As well as the Cassandra effect, another, more mechanical connecting device in two outwardly very different films is the coincidence of their concluding with a pistol shot. This is the device famously recommended by Anton Chekhov: “If in the first act you have hung a pistol on the wall, then in the second act it should be fired; otherwise don’t hang it there.”

How exactly this relates to Hitchcock’s “MacGuffin” would take too long to untangle here; but – in life as in art – we need to feel we’re following some sort of thread that in turn leads to some sense of an ending.
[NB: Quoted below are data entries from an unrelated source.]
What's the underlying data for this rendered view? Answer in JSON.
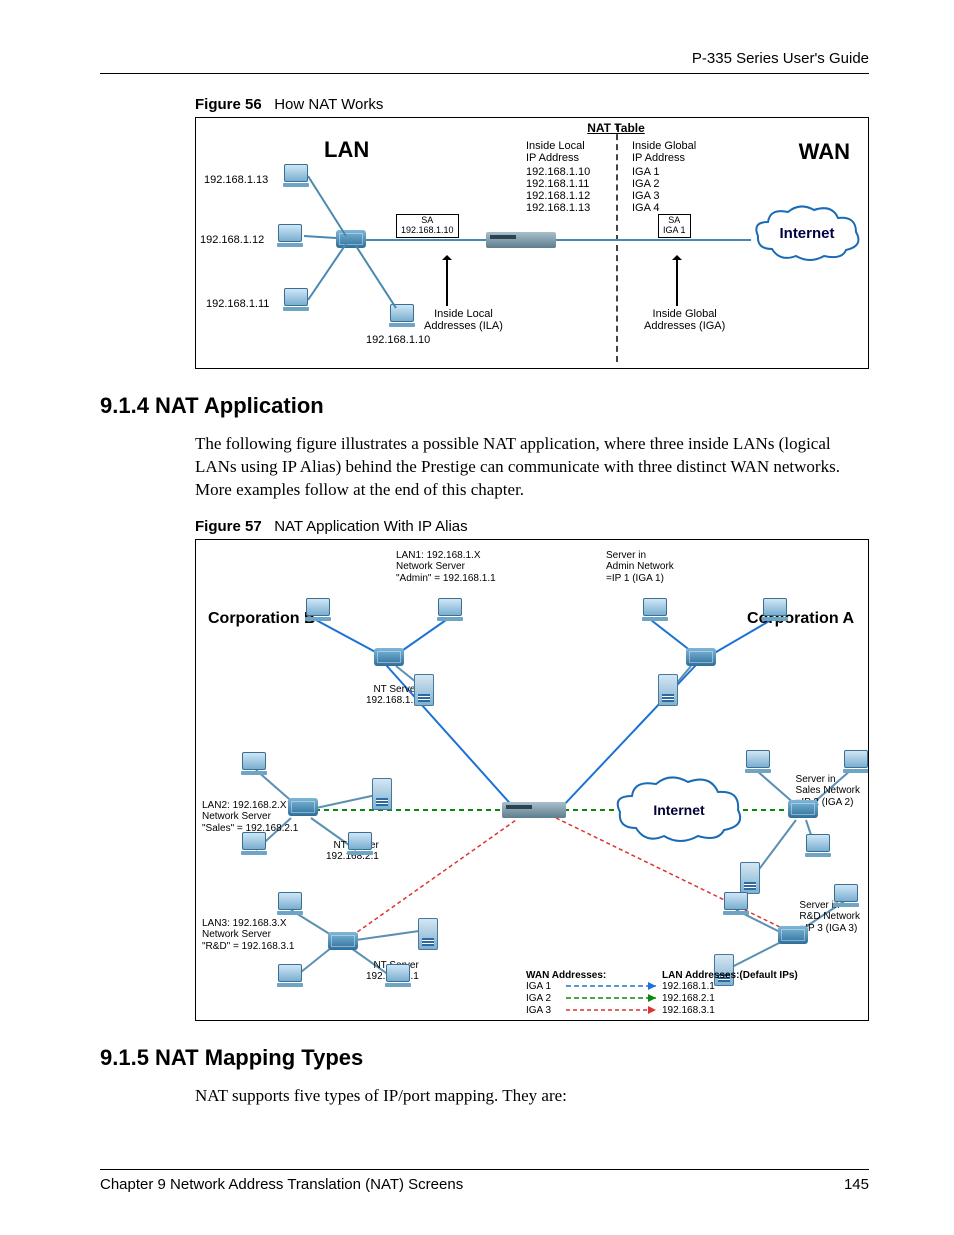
{
  "header": {
    "guide_title": "P-335 Series User's Guide"
  },
  "footer": {
    "chapter": "Chapter 9 Network Address Translation (NAT) Screens",
    "page_number": "145"
  },
  "fig56": {
    "caption_label": "Figure 56",
    "caption_text": "How NAT Works",
    "lan_label": "LAN",
    "wan_label": "WAN",
    "internet_label": "Internet",
    "nat_table_label": "NAT Table",
    "col_local_hdr": "Inside Local\nIP Address",
    "col_global_hdr": "Inside Global\nIP Address",
    "local_ips": [
      "192.168.1.10",
      "192.168.1.11",
      "192.168.1.12",
      "192.168.1.13"
    ],
    "global_ips": [
      "IGA 1",
      "IGA 2",
      "IGA 3",
      "IGA 4"
    ],
    "host13": "192.168.1.13",
    "host12": "192.168.1.12",
    "host11": "192.168.1.11",
    "host10": "192.168.1.10",
    "sa_local_box": "SA\n192.168.1.10",
    "sa_global_box": "SA\nIGA 1",
    "ila_label": "Inside Local\nAddresses (ILA)",
    "iga_label": "Inside Global\nAddresses (IGA)"
  },
  "section914": {
    "heading": "9.1.4  NAT Application",
    "para": "The following figure illustrates a possible NAT application, where three inside LANs (logical LANs using IP Alias) behind the Prestige can communicate with three distinct WAN networks. More examples follow at the end of this chapter."
  },
  "fig57": {
    "caption_label": "Figure 57",
    "caption_text": "NAT Application With IP Alias",
    "corpB": "Corporation B",
    "corpA": "Corporation A",
    "internet_label": "Internet",
    "lan1_text": "LAN1: 192.168.1.X\nNetwork Server\n\"Admin\" = 192.168.1.1",
    "lan2_text": "LAN2: 192.168.2.X\nNetwork Server\n\"Sales\" = 192.168.2.1",
    "lan3_text": "LAN3: 192.168.3.X\nNetwork Server\n\"R&D\" = 192.168.3.1",
    "nt1": "NT Server\n192.168.1.1",
    "nt2": "NT Server\n192.168.2.1",
    "nt3": "NT Server\n192.168.3.1",
    "serverA1": "Server in\nAdmin Network\n=IP 1 (IGA 1)",
    "serverA2": "Server in\nSales Network\n=IP 2 (IGA 2)",
    "serverA3": "Server in\nR&D Network\n=IP 3 (IGA 3)",
    "wan_hdr": "WAN Addresses:",
    "lan_hdr": "LAN Addresses:(Default IPs)",
    "map1w": "IGA 1",
    "map1l": "192.168.1.1",
    "map2w": "IGA 2",
    "map2l": "192.168.2.1",
    "map3w": "IGA 3",
    "map3l": "192.168.3.1"
  },
  "section915": {
    "heading": "9.1.5  NAT Mapping Types",
    "para": "NAT supports five types of IP/port mapping. They are:"
  }
}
I doubt if these thoughts would have occurred to me without that family connection between the Russian playwright and his aforementioned nephew Michael, who – as I lately discover – was very much at centre stage of acting developments in the mid-20th century: so much so that Gregory Peck, among others, felt compelled to honour his contribution in From Russia to Hollywood: The 100 year Odyssey of Chekhov and Shdanov (Frederick Keeve, 2002).
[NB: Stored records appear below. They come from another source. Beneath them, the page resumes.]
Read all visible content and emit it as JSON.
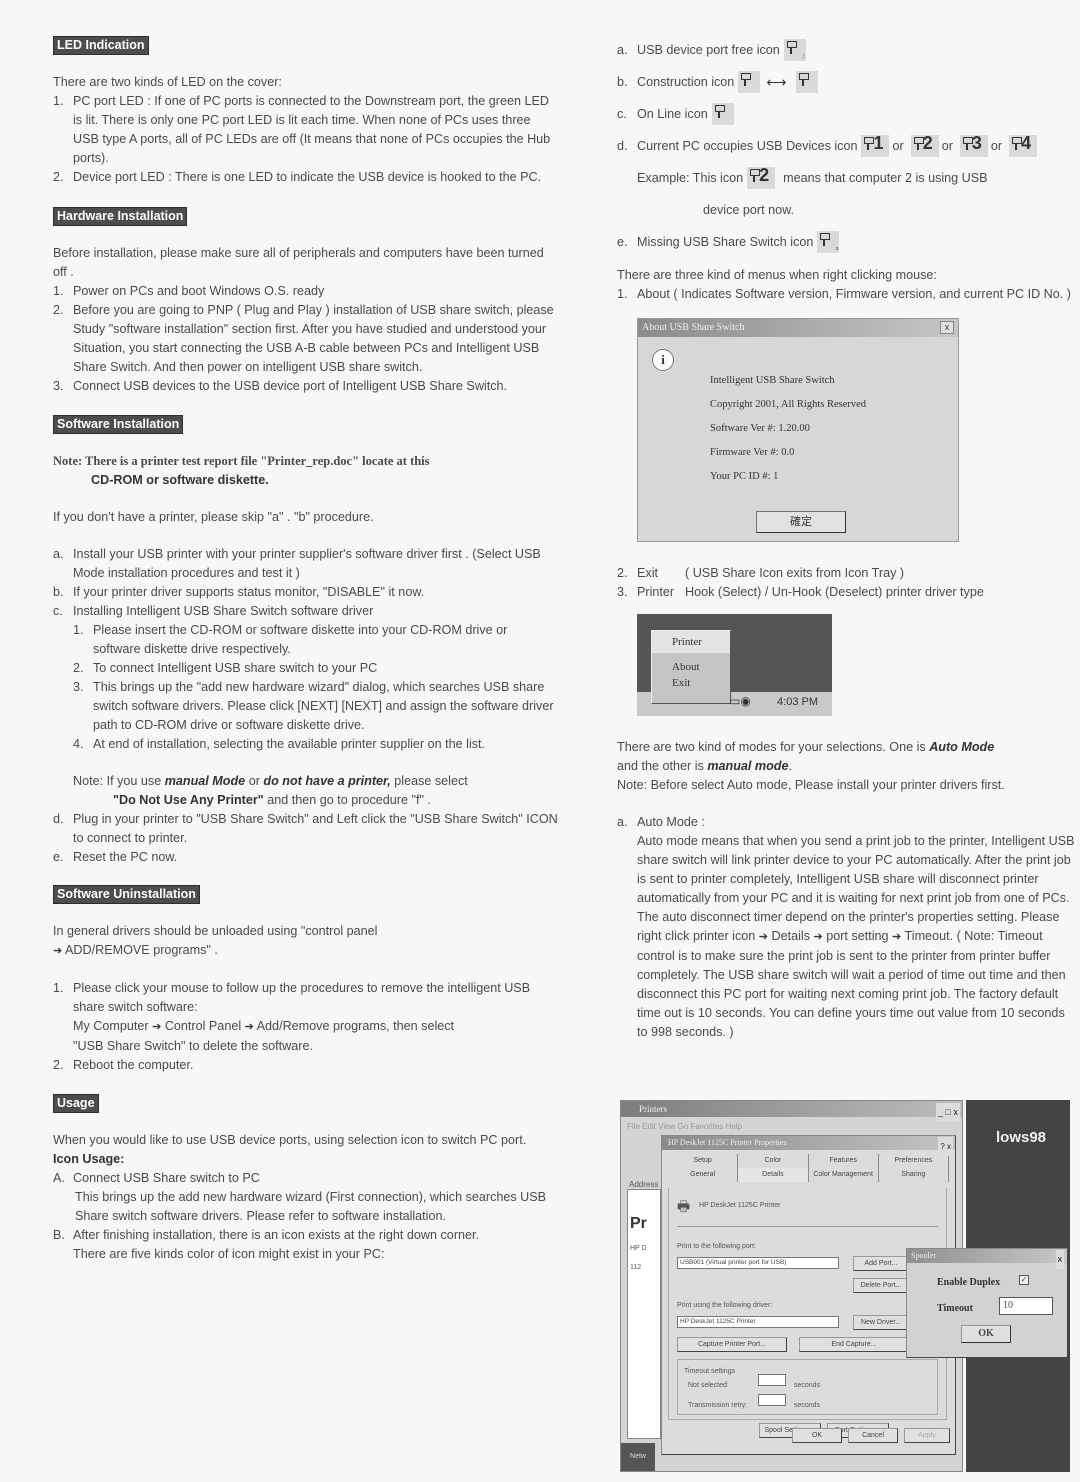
{
  "left": {
    "led": {
      "heading": "LED Indication",
      "intro": "There are two kinds of LED on the cover:",
      "items": [
        {
          "num": "1.",
          "text": "PC port LED : If one of PC ports is connected to the Downstream port, the green LED is lit. There is only one PC port LED is lit each time. When none of PCs uses three USB type A ports, all of PC LEDs are off (It means that none of PCs occupies the Hub ports)."
        },
        {
          "num": "2.",
          "text": "Device port LED : There is one LED to indicate the USB device is hooked to the PC."
        }
      ]
    },
    "hardware": {
      "heading": "Hardware Installation",
      "intro": "Before installation, please make sure all of peripherals and computers have been turned off .",
      "items": [
        {
          "num": "1.",
          "text": "Power on PCs and boot Windows O.S. ready"
        },
        {
          "num": "2.",
          "text": "Before you are going to PNP ( Plug and Play ) installation of USB share switch, please Study \"software installation\" section first. After you have studied and understood your Situation, you start connecting the USB A-B cable between PCs and Intelligent USB Share Switch. And then power on intelligent USB share switch."
        },
        {
          "num": "3.",
          "text": "Connect USB devices to the USB device port of Intelligent USB Share Switch."
        }
      ]
    },
    "software": {
      "heading": "Software Installation",
      "note_line1": "Note: There is a printer test report file \"Printer_rep.doc\" locate at this",
      "note_line2": "CD-ROM or software diskette.",
      "skip": "If you don't have a printer, please skip \"a\" . \"b\" procedure.",
      "a_num": "a.",
      "a_text": "Install your USB printer with your printer supplier's software driver first . (Select USB Mode installation procedures and test it )",
      "b_num": "b.",
      "b_text": "If your printer driver supports status monitor, \"DISABLE\" it now.",
      "c_num": "c.",
      "c_text": "Installing Intelligent USB Share Switch software driver",
      "c_items": [
        {
          "num": "1.",
          "text": "Please insert the CD-ROM or software diskette into your CD-ROM drive or software diskette drive respectively."
        },
        {
          "num": "2.",
          "text": "To connect Intelligent USB share switch to your PC"
        },
        {
          "num": "3.",
          "text": "This brings up the \"add new hardware wizard\" dialog, which searches USB share switch software drivers. Please click [NEXT] [NEXT] and assign the software driver path to CD-ROM drive or software diskette drive."
        },
        {
          "num": "4.",
          "text": "At end of installation, selecting the available printer supplier on the list."
        }
      ],
      "note2_prefix": "Note: If you use ",
      "note2_manual": "manual Mode",
      "note2_or": " or ",
      "note2_noprinter": "do not have a printer,",
      "note2_please": " please select",
      "note2_option": "\"Do Not Use Any Printer\"",
      "note2_then": " and then go to procedure \"f\" .",
      "d_num": "d.",
      "d_text": "Plug in your printer to \"USB Share Switch\" and Left click the \"USB Share Switch\" ICON to connect to printer.",
      "e_num": "e.",
      "e_text": "Reset the PC now."
    },
    "uninstall": {
      "heading": "Software Uninstallation",
      "intro1": "In general drivers should be unloaded using \"control panel",
      "intro2": "ADD/REMOVE programs\" .",
      "item1_num": "1.",
      "item1_text": "Please click your mouse to follow up the procedures to remove the intelligent USB share switch software:",
      "path": [
        "My Computer",
        "Control Panel",
        "Add/Remove programs, then select"
      ],
      "path_tail": "\"USB Share Switch\" to delete the software.",
      "item2_num": "2.",
      "item2_text": "Reboot the computer."
    },
    "usage": {
      "heading": "Usage",
      "intro": "When you would like to use USB device ports, using selection icon to switch PC port.",
      "icon_usage_label": "Icon Usage:",
      "A_num": "A.",
      "A_title": "Connect USB Share switch to PC",
      "A_text": "This brings up the add new hardware wizard (First connection), which searches USB Share switch software drivers. Please refer to software installation.",
      "B_num": "B.",
      "B_text": "After finishing installation, there is an icon exists at the right down corner.",
      "B_text2": "There are five kinds color of icon might exist in your PC:"
    }
  },
  "right": {
    "icons": {
      "a": {
        "num": "a.",
        "text": "USB device port free icon"
      },
      "b": {
        "num": "b.",
        "text": "Construction icon"
      },
      "c": {
        "num": "c.",
        "text": "On Line icon"
      },
      "d": {
        "num": "d.",
        "text": "Current PC occupies USB Devices icon",
        "or": "or",
        "numbers": [
          "1",
          "2",
          "3",
          "4"
        ]
      },
      "example_prefix": "Example: This icon",
      "example_number": "2",
      "example_suffix": "means that computer 2 is using USB",
      "example_tail": "device port now.",
      "e": {
        "num": "e.",
        "text": "Missing USB Share Switch icon"
      }
    },
    "menus_intro": "There are three kind of menus when right clicking mouse:",
    "menu_about_num": "1.",
    "menu_about": "About    ( Indicates Software version, Firmware version, and current PC ID No. )",
    "about_dialog": {
      "title": "About USB Share Switch",
      "close": "x",
      "lines": [
        "Intelligent USB Share Switch",
        "Copyright 2001, All Rights Reserved",
        "Software Ver #:  1.20.00",
        "Firmware Ver #:  0.0",
        "Your PC ID #:    1"
      ],
      "ok": "確定"
    },
    "menu_exit_num": "2.",
    "menu_exit": "Exit",
    "menu_exit_desc": "( USB Share Icon exits from Icon Tray )",
    "menu_printer_num": "3.",
    "menu_printer": "Printer",
    "menu_printer_desc": "Hook (Select) / Un-Hook (Deselect) printer driver type",
    "tray_menu": {
      "items": [
        "Printer",
        "About",
        "Exit"
      ],
      "time": "4:03 PM"
    },
    "modes_intro1": "There are two kind of modes for your selections. One is ",
    "modes_auto": "Auto Mode",
    "modes_intro2": "and the other is ",
    "modes_manual": "manual mode",
    "modes_intro3": ".",
    "modes_note": "Note: Before select Auto mode, Please install your printer drivers first.",
    "auto_num": "a.",
    "auto_title": "Auto Mode :",
    "auto_text1": "Auto mode means that when you send a print job to the printer, Intelligent USB share switch will link printer device to your PC automatically. After the print job is sent to printer completely, Intelligent USB share will disconnect printer automatically from your PC and it is waiting for next print job from one of PCs.",
    "auto_text2_a": "The auto disconnect timer depend on the printer's properties setting. Please right click printer icon",
    "auto_path": [
      "Details",
      "port setting",
      "Timeout."
    ],
    "auto_text2_b": "( Note: Timeout control is to make sure the print job is sent to the printer from printer buffer completely. The USB share switch will wait a period of time out time and then disconnect this PC port for waiting next coming print job. The factory default time out is 10 seconds. You can define yours time out value from 10 seconds to 998 seconds. )",
    "printer_window": {
      "title": "Printers",
      "controls": "_ □ x",
      "menubar": "File  Edit  View  Go  Favorites  Help",
      "address": "Address",
      "side_big": "Pr",
      "side_text": "HP D 112",
      "taskbar": "Netw",
      "win98": "lows98"
    },
    "properties": {
      "title": "HP DeskJet 1125C Printer Properties",
      "help": "? x",
      "tabs_row1": [
        "Setup",
        "Color",
        "Features",
        "Preferences"
      ],
      "tabs_row2": [
        "General",
        "Details",
        "Color Management",
        "Sharing"
      ],
      "printer_name": "HP DeskJet 1125C Printer",
      "port_label": "Print to the following port:",
      "port_value": "USB001  (Virtual printer port for USB)",
      "add_port": "Add Port...",
      "delete_port": "Delete Port...",
      "driver_label": "Print using the following driver:",
      "driver_value": "HP DeskJet 1125C Printer",
      "new_driver": "New Driver...",
      "capture": "Capture Printer Port...",
      "end_capture": "End Capture...",
      "timeout_label": "Timeout settings",
      "not_selected": "Not selected:",
      "transmission": "Transmission retry:",
      "seconds": "seconds",
      "spool": "Spool Settings...",
      "port_settings": "Port Settings...",
      "ok": "OK",
      "cancel": "Cancel",
      "apply": "Apply"
    },
    "spooler": {
      "title": "Spooler",
      "close": "x",
      "duplex_label": "Enable Duplex",
      "duplex_checked": "✓",
      "timeout_label": "Timeout",
      "timeout_value": "10",
      "ok": "OK"
    }
  }
}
Bergman and Chekhov

In my chosen films, pistols certainly help bring proceedings to a close: in Spellbound, a finally-exposed murderer shoots himself in the head; in Elser, 13 Minutes, it’s the least inhumane form of execution available for a traitor. To take the latter first: Elser managed to survive Dachau until the Allies were on the verge of liberating it. Hirschbiegel doesn’t say why he was “spared.” At the end of the film, though, he does compare Elser with those involved in the von Stauffenberg plot of 1944, where all involved are swiftly purged.

The most likely reason for Elser’s comparative longevity is the fact that this Cassandra still wasn’t believed; he must have had accomplices; and if – as the film so graphically demonstrates – torture would not drag out the names, there was reason to hope that the prisoner might eventually just drop his guard and give the game away. This “reason” is indicated in some earlier dialogue in which Elser is seen – while not recanting – deciding that his bomb plot must have been wrong in the eyes of God, or else it would have succeeded. Under no duress, he even expresses the hope that in future he might rejoin the “national struggle.” It’s not very clear whether this is verbatim from prison documents, but the phrase is just possibly loose enough to mean something more communitarian than anything the Nazis had in mind.
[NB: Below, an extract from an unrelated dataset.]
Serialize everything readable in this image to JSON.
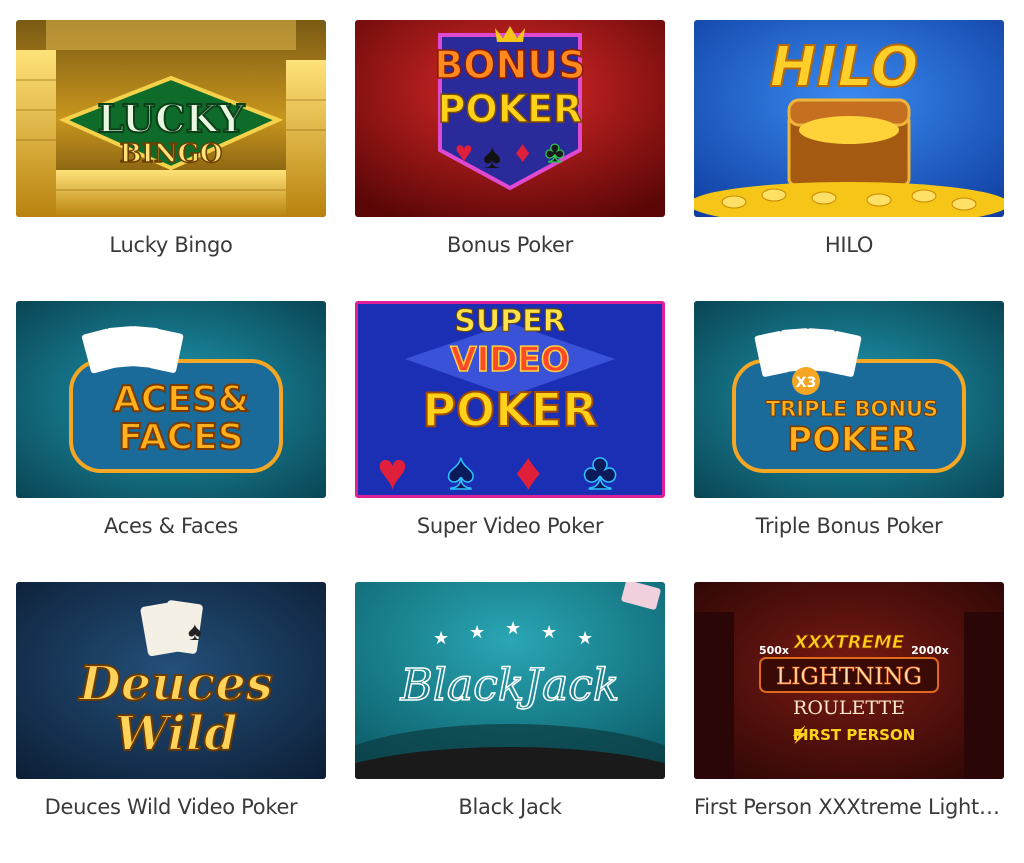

Meanwhile, in Spellbound, the impeccable and unflappable boss of the psychiatric institute is finally caught, quite unambiguously, in his own snares when Dr. Murchison (Leo G. Carroll) is shown to have acted entirely out of envy, killing his chief rival for the top job and throwing the blame onto a rather vulnerable young man. The pain of discovery is too much; and though for an instant we fear he might actually kill Constance, he turns the gun on himself. And if we ask how exactly we get that sense of unendurable guilt, the answer surely lies in the giant close-up of pistol and trigger-hand – both surreal rather than realistic – pointing unavoidably, so it seems, at US!

I find here yet another interesting subtext – a moral MacGuffin, so to speak; and not just because nice-but-suspect young guy triumphs over secretly-nasty-but-outwardly-respectable older guy. For me, what fascinates is the latent distinction between desire and envy – never as easy to explain as one might wish – and made as plain as it ever can be in Hitchcock’s film..

The excruciating pangs of desire and envy, as they ebb and flow, are witnessed, of course, in many films and many art forms – from my own recent film viewing I think of El Amor Brujo (1986), a full-scale flamenco ballet from Carlos Saura, based on an early 20th-century piece by Manuel de Falla. It remains probably one of the best filmed ballets of any kind and – whether Hitchcock was familiar with the original or not – isn’t there something of tender/cruel flamenco passion in more than a few of his pictures? The large man from Leytonstone knew, of course, that he didn’t look like any kind of artist; and, on at least one occasion, attributed his lack of Oscars precisely to this fact. But I think it no coincidence that the 1946 film and the de Falla ballet share the same name: El Amor Brujo being best translated into English as Spellbound.